Wednesday, June 18, 2014
The Three Investigators #3 Whispering Mummy and #4 Green Ghost
This is the first book where the cover art truly portrays the boys as having distinctive physical traits. Finally, I can visualize the three boys as different from each other and see them the way they are supposed to appear. The first two books are not helpful in that respect.
In the introduction by Alfred Hitchcock, Hitchcock states that he "deplore[s] the modern trend toward coddling youth." If people thought that youth were being coddled in 1965, then what about now? I'd say that it's gotten worse.
On page 94, the professor states, "But who would want to steal an ancient Egyptian mummy? It surely has no commercial value." I found that remark strange. A 3,000-year-old artifact would have value.
This book seemed quite familiar to me. I thought that The Mystery of the Green Ghost was the only Three Investigators book that I read as a child, but I now believe that I must have read this book. I just knew what was going to happen next at several points during the book. I had to have read it before.

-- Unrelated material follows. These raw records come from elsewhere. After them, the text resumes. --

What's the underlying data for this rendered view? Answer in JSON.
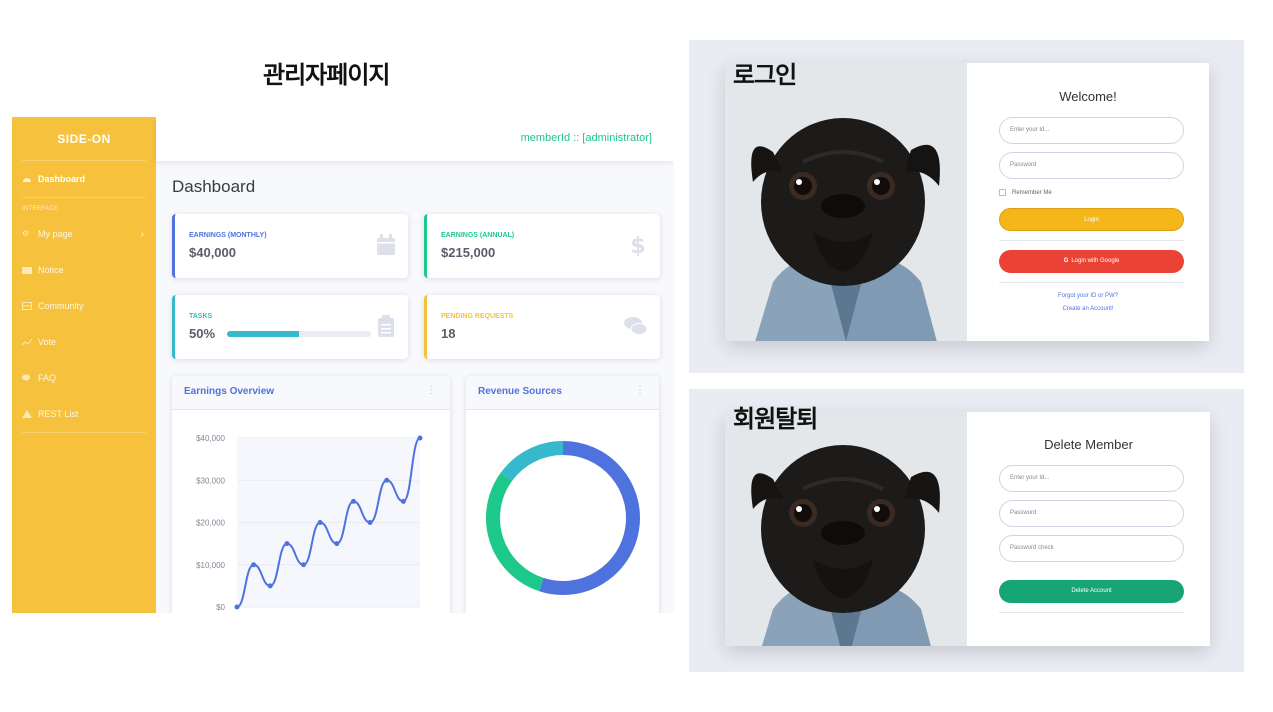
{
  "captions": {
    "admin": "관리자페이지",
    "login": "로그인",
    "delete": "회원탈퇴"
  },
  "admin": {
    "brand": "SIDE-ON",
    "user_label": "memberId :: [administrator]",
    "page_title": "Dashboard",
    "sidebar": {
      "dashboard": "Dashboard",
      "section_heading": "INTERFACE",
      "items": [
        "My page",
        "Notice",
        "Community",
        "Vote",
        "FAQ",
        "REST List"
      ]
    },
    "stats": [
      {
        "label": "EARNINGS (MONTHLY)",
        "value": "$40,000",
        "icon": "calendar-icon",
        "color": "#4e73df"
      },
      {
        "label": "EARNINGS (ANNUAL)",
        "value": "$215,000",
        "icon": "dollar-icon",
        "color": "#1cc88a"
      },
      {
        "label": "TASKS",
        "value": "50%",
        "progress": 0.5,
        "icon": "clipboard-icon",
        "color": "#36b9cc"
      },
      {
        "label": "PENDING REQUESTS",
        "value": "18",
        "icon": "comments-icon",
        "color": "#f6c23e"
      }
    ],
    "earnings_panel": {
      "title": "Earnings Overview",
      "menu": "⋮"
    },
    "revenue_panel": {
      "title": "Revenue Sources",
      "menu": "⋮"
    },
    "colors": {
      "sidebar": "#f6c23e",
      "primary": "#4e73df",
      "success": "#1cc88a",
      "info": "#36b9cc"
    }
  },
  "chart_data": [
    {
      "type": "line",
      "title": "Earnings Overview",
      "y_tick_labels": [
        "$0",
        "$10,000",
        "$20,000",
        "$30,000",
        "$40,000"
      ],
      "ylim": [
        0,
        40000
      ],
      "grid": true,
      "series": [
        {
          "values": [
            0,
            10000,
            5000,
            15000,
            10000,
            20000,
            15000,
            25000,
            20000,
            30000,
            25000,
            40000
          ]
        }
      ]
    },
    {
      "type": "pie",
      "subtype": "doughnut",
      "title": "Revenue Sources",
      "series": [
        {
          "values": [
            55,
            30,
            15
          ],
          "colors": [
            "#4e73df",
            "#1cc88a",
            "#36b9cc"
          ]
        }
      ]
    }
  ],
  "login": {
    "title": "Welcome!",
    "id_placeholder": "Enter your Id...",
    "password_placeholder": "Password",
    "remember_label": "Remember Me",
    "login_button": "Login",
    "google_button": "Login with Google",
    "forgot_link": "Forgot your ID or PW?",
    "create_link": "Create an Account!",
    "colors": {
      "login": "#f4b619",
      "google": "#ea4335"
    }
  },
  "delete_member": {
    "title": "Delete Member",
    "id_placeholder": "Enter your Id...",
    "password_placeholder": "Password",
    "password_check_placeholder": "Password check",
    "delete_button": "Delete Account",
    "colors": {
      "delete": "#17a673"
    }
  }
}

On page 82, the boys ride by the nearly empty grape fields where at least one hundred men should be picking grapes. Instead, only around a dozen men are picking. I couldn't help thinking of how different the scene would have played out if this had been a Stratemeyer Syndicate book. If this had been a Syndicate book, the boys would have single-handedly managed to get all the grapes picked and somehow solved the mystery at the same time.
I have always thought that The Mystery of the Green Ghost was the only Three Investigators book that I read as a child, but the book did not seem familiar to me aside from possibly the opening scene. So now I'm not sure whether I read it or not.
The middle part of the story is very exciting, particularly when the boys are escaping through the tunnels. I found the explanation of the mystery a bit too long for my taste, although I overall greatly enjoyed the book.